*** Opening of EXTRACTED MATERIAL ***
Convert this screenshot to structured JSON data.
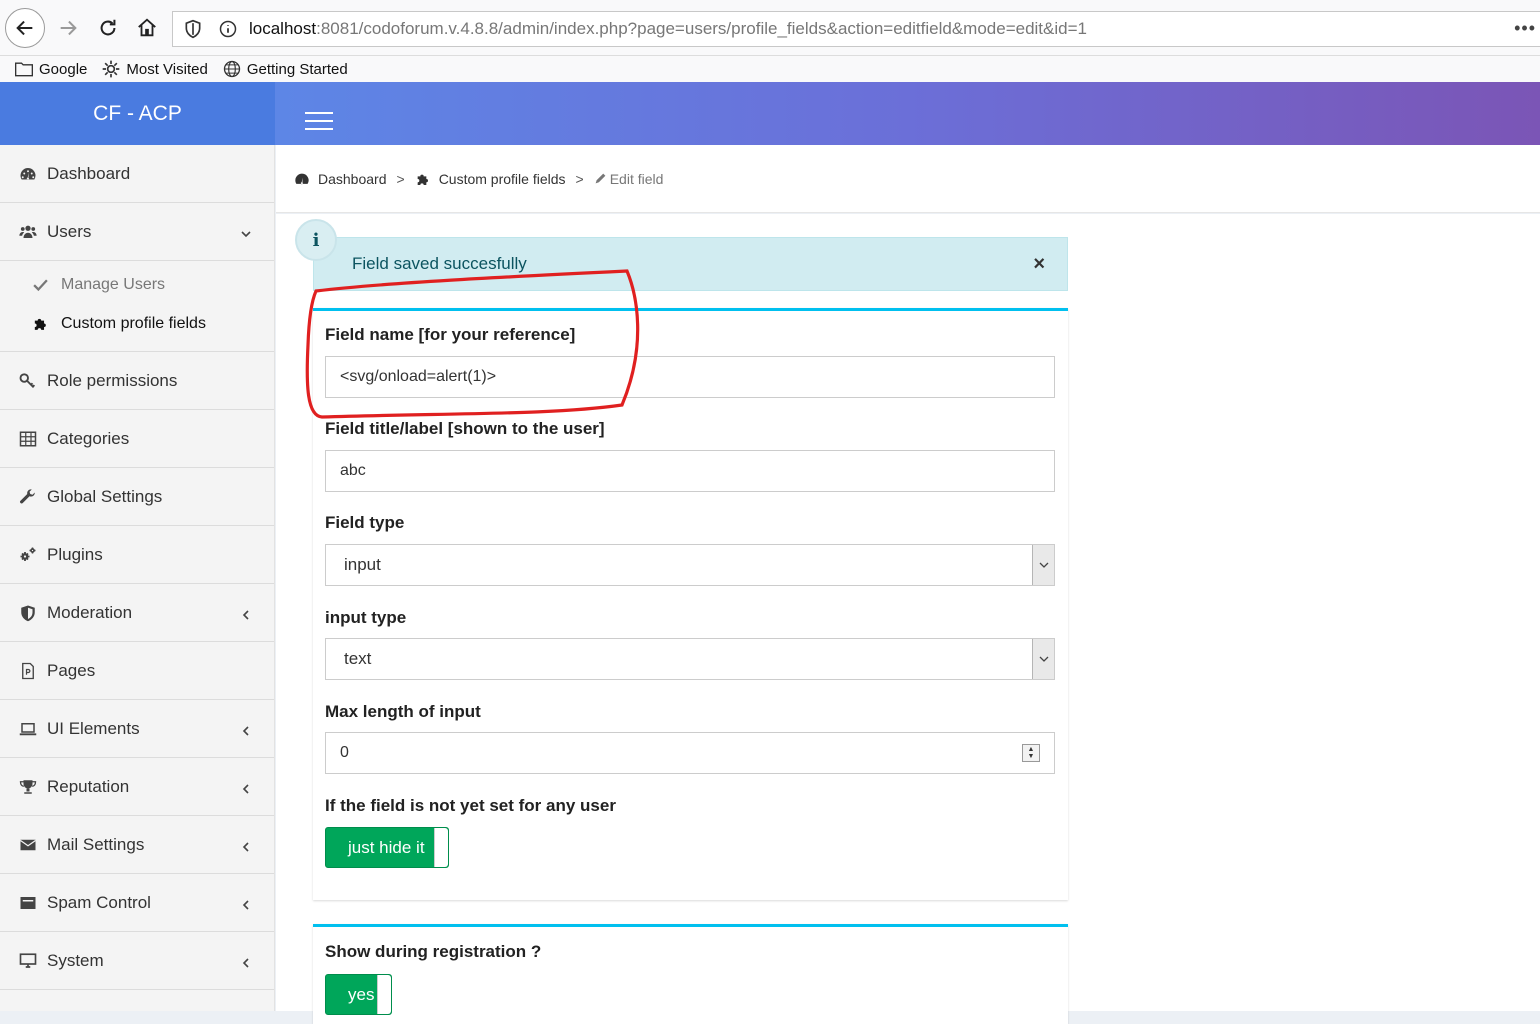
{
  "browser": {
    "url_host": "localhost",
    "url_rest": ":8081/codoforum.v.4.8.8/admin/index.php?page=users/profile_fields&action=editfield&mode=edit&id=1",
    "bookmarks": [
      {
        "label": "Google",
        "icon": "folder-icon"
      },
      {
        "label": "Most Visited",
        "icon": "gear-icon"
      },
      {
        "label": "Getting Started",
        "icon": "globe-icon"
      }
    ]
  },
  "header": {
    "brand": "CF - ACP"
  },
  "sidebar": {
    "items": [
      {
        "label": "Dashboard",
        "icon": "dashboard-icon"
      },
      {
        "label": "Users",
        "icon": "users-icon",
        "expanded": true
      },
      {
        "label": "Role permissions",
        "icon": "key-icon"
      },
      {
        "label": "Categories",
        "icon": "table-icon"
      },
      {
        "label": "Global Settings",
        "icon": "wrench-icon"
      },
      {
        "label": "Plugins",
        "icon": "cogs-icon"
      },
      {
        "label": "Moderation",
        "icon": "shield-icon"
      },
      {
        "label": "Pages",
        "icon": "file-icon"
      },
      {
        "label": "UI Elements",
        "icon": "laptop-icon"
      },
      {
        "label": "Reputation",
        "icon": "trophy-icon"
      },
      {
        "label": "Mail Settings",
        "icon": "envelope-icon"
      },
      {
        "label": "Spam Control",
        "icon": "inbox-icon"
      },
      {
        "label": "System",
        "icon": "desktop-icon"
      }
    ],
    "users_sub": [
      {
        "label": "Manage Users",
        "icon": "check-icon"
      },
      {
        "label": "Custom profile fields",
        "icon": "puzzle-icon"
      }
    ]
  },
  "breadcrumb": {
    "items": [
      "Dashboard",
      "Custom profile fields",
      "Edit field"
    ],
    "separator": ">"
  },
  "alert": {
    "message": "Field saved succesfully",
    "close": "×",
    "badge": "i"
  },
  "form": {
    "field_name_label": "Field name [for your reference]",
    "field_name_value": "<svg/onload=alert(1)>",
    "field_title_label": "Field title/label [shown to the user]",
    "field_title_value": "abc",
    "field_type_label": "Field type",
    "field_type_value": "input",
    "input_type_label": "input type",
    "input_type_value": "text",
    "max_length_label": "Max length of input",
    "max_length_value": "0",
    "not_set_label": "If the field is not yet set for any user",
    "not_set_toggle": "just hide it",
    "registration_label": "Show during registration ?",
    "registration_toggle": "yes"
  },
  "colors": {
    "brand": "#4a7be0",
    "toggle_on": "#00a65a",
    "card_border": "#00c0ef",
    "alert_bg": "#d1ecf1",
    "annotation": "#e02020"
  }
}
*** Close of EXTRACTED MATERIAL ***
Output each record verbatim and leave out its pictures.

-- FINAL ANSWER --
Convert this screenshot to structured JSON data.
{
  "browser": {
    "url_host": "localhost",
    "url_rest": ":8081/codoforum.v.4.8.8/admin/index.php?page=users/profile_fields&action=editfield&mode=edit&id=1",
    "bookmarks": [
      {
        "label": "Google",
        "icon": "folder-icon"
      },
      {
        "label": "Most Visited",
        "icon": "gear-icon"
      },
      {
        "label": "Getting Started",
        "icon": "globe-icon"
      }
    ]
  },
  "header": {
    "brand": "CF - ACP"
  },
  "sidebar": {
    "items": [
      {
        "label": "Dashboard",
        "icon": "dashboard-icon"
      },
      {
        "label": "Users",
        "icon": "users-icon",
        "expanded": true
      },
      {
        "label": "Role permissions",
        "icon": "key-icon"
      },
      {
        "label": "Categories",
        "icon": "table-icon"
      },
      {
        "label": "Global Settings",
        "icon": "wrench-icon"
      },
      {
        "label": "Plugins",
        "icon": "cogs-icon"
      },
      {
        "label": "Moderation",
        "icon": "shield-icon"
      },
      {
        "label": "Pages",
        "icon": "file-icon"
      },
      {
        "label": "UI Elements",
        "icon": "laptop-icon"
      },
      {
        "label": "Reputation",
        "icon": "trophy-icon"
      },
      {
        "label": "Mail Settings",
        "icon": "envelope-icon"
      },
      {
        "label": "Spam Control",
        "icon": "inbox-icon"
      },
      {
        "label": "System",
        "icon": "desktop-icon"
      }
    ],
    "users_sub": [
      {
        "label": "Manage Users",
        "icon": "check-icon"
      },
      {
        "label": "Custom profile fields",
        "icon": "puzzle-icon"
      }
    ]
  },
  "breadcrumb": {
    "items": [
      "Dashboard",
      "Custom profile fields",
      "Edit field"
    ],
    "separator": ">"
  },
  "alert": {
    "message": "Field saved succesfully",
    "close": "×",
    "badge": "i"
  },
  "form": {
    "field_name_label": "Field name [for your reference]",
    "field_name_value": "<svg/onload=alert(1)>",
    "field_title_label": "Field title/label [shown to the user]",
    "field_title_value": "abc",
    "field_type_label": "Field type",
    "field_type_value": "input",
    "input_type_label": "input type",
    "input_type_value": "text",
    "max_length_label": "Max length of input",
    "max_length_value": "0",
    "not_set_label": "If the field is not yet set for any user",
    "not_set_toggle": "just hide it",
    "registration_label": "Show during registration ?",
    "registration_toggle": "yes"
  },
  "colors": {
    "brand": "#4a7be0",
    "toggle_on": "#00a65a",
    "card_border": "#00c0ef",
    "alert_bg": "#d1ecf1",
    "annotation": "#e02020"
  }
}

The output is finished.